The evolution of media hasn’t plateaued. On the contrary, it continues to unfold in such a way that it is almost merging with those who consume it, as with the $1 billion e-sports market where the 21-to-35s live. Twitch, the live-streaming e-sports platform launched in 2011, has 15 million unique daily viewers who spend, on average, 95 minutes a day watching live gaming. “Monday Night Football” in the US, by comparison, logged an average audience of 11.8 million last year.

This evolution is just beginning.


Just as the many, ongoing industry shifts are making traditional media supply chains obsolete, the accessibility of cloud-centric tools is blossoming.

One of the most relevant tipping points came when the cost of cloud storage became cheaper than the total cost of owning a selection of on-premise storage tiers. The next thing was getting content in and out of the cloud securely and quickly. These systems are now in place and trusted by some of the largest media operations in the world. For them, making this move was imperative if they were to meet the increasingly complicated and escalating demand for their product – one they clearly do not expect to level off or slow down anytime soon, with good reason.

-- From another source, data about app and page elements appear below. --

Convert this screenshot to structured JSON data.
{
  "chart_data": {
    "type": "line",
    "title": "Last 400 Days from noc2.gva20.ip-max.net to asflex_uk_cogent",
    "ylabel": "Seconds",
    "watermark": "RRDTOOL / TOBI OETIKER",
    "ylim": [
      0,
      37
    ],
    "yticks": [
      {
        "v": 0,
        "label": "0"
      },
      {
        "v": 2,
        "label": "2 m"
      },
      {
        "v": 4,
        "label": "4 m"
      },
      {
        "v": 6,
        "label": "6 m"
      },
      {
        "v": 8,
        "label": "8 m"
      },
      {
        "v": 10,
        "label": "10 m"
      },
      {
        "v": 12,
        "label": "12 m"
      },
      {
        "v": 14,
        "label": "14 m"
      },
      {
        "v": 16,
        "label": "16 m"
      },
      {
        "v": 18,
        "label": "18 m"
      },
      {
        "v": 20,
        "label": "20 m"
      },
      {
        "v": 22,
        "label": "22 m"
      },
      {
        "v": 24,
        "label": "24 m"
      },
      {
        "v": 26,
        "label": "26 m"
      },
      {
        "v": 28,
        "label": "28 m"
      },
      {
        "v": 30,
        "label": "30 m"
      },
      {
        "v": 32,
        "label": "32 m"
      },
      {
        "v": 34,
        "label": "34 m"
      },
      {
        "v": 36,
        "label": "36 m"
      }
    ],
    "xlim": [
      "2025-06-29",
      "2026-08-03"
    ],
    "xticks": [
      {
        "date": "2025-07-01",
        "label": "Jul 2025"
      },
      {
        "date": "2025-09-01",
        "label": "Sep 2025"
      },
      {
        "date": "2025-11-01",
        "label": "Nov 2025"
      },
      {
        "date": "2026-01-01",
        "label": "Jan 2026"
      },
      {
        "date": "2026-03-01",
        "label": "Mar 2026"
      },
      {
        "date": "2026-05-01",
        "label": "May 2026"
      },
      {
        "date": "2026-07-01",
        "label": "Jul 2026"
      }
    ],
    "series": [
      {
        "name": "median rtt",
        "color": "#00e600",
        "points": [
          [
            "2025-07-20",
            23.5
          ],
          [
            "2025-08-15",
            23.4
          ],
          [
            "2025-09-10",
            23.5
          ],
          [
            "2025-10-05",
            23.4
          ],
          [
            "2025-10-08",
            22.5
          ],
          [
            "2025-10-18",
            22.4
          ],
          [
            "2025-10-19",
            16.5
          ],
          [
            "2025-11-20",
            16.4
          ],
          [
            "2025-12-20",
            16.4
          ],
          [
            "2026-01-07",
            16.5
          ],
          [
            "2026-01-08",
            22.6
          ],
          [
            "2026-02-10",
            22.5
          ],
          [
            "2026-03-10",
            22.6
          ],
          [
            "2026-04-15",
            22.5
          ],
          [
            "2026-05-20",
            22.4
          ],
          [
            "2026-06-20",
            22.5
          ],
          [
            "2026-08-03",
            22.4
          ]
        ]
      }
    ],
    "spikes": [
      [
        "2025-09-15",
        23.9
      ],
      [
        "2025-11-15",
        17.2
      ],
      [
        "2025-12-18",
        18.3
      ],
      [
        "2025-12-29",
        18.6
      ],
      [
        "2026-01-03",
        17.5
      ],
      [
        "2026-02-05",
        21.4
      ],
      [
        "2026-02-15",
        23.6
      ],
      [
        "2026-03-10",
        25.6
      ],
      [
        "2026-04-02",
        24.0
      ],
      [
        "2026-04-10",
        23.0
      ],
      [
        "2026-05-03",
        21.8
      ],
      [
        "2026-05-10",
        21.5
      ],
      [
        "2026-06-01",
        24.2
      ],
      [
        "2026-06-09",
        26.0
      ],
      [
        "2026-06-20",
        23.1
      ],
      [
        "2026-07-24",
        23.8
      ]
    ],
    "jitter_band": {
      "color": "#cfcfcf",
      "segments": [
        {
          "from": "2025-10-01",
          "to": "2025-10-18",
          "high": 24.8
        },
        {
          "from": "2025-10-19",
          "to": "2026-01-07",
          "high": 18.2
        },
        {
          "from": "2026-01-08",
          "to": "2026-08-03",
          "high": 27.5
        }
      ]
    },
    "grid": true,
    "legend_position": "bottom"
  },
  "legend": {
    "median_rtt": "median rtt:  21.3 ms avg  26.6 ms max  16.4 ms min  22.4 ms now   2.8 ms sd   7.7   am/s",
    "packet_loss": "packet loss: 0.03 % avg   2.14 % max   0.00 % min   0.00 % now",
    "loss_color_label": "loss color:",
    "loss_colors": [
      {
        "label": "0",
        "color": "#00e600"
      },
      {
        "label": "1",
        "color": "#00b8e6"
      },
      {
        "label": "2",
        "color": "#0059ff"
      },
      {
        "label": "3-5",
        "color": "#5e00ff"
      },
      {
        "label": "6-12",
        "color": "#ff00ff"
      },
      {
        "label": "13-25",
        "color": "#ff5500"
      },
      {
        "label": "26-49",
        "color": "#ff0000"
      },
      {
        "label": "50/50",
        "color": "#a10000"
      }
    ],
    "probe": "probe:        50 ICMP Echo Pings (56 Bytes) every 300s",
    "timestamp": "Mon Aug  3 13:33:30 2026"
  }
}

Twenty years after the creation of the modem, broadband delivery is supplanting legacy distribution platforms, and right now researchers are applying artificial intelligence to R&D in a way that promises to shatter current limitations. AI, plus the rise of 5G, implies a yet-to-be-imagined media landscape 10 years from now.

There is only one type of media supply chain infrastructure available today that can adapt to a perpetually unprecedented future, and that would be cloud-native.

Simon Eldridge is Chief Product Officer at SDVI

Watch out for further outputs from the DPP on this important subject in the months ahead, and find out who else is thinking about cloud-native supply chain at our Tech Leaders’ Briefing.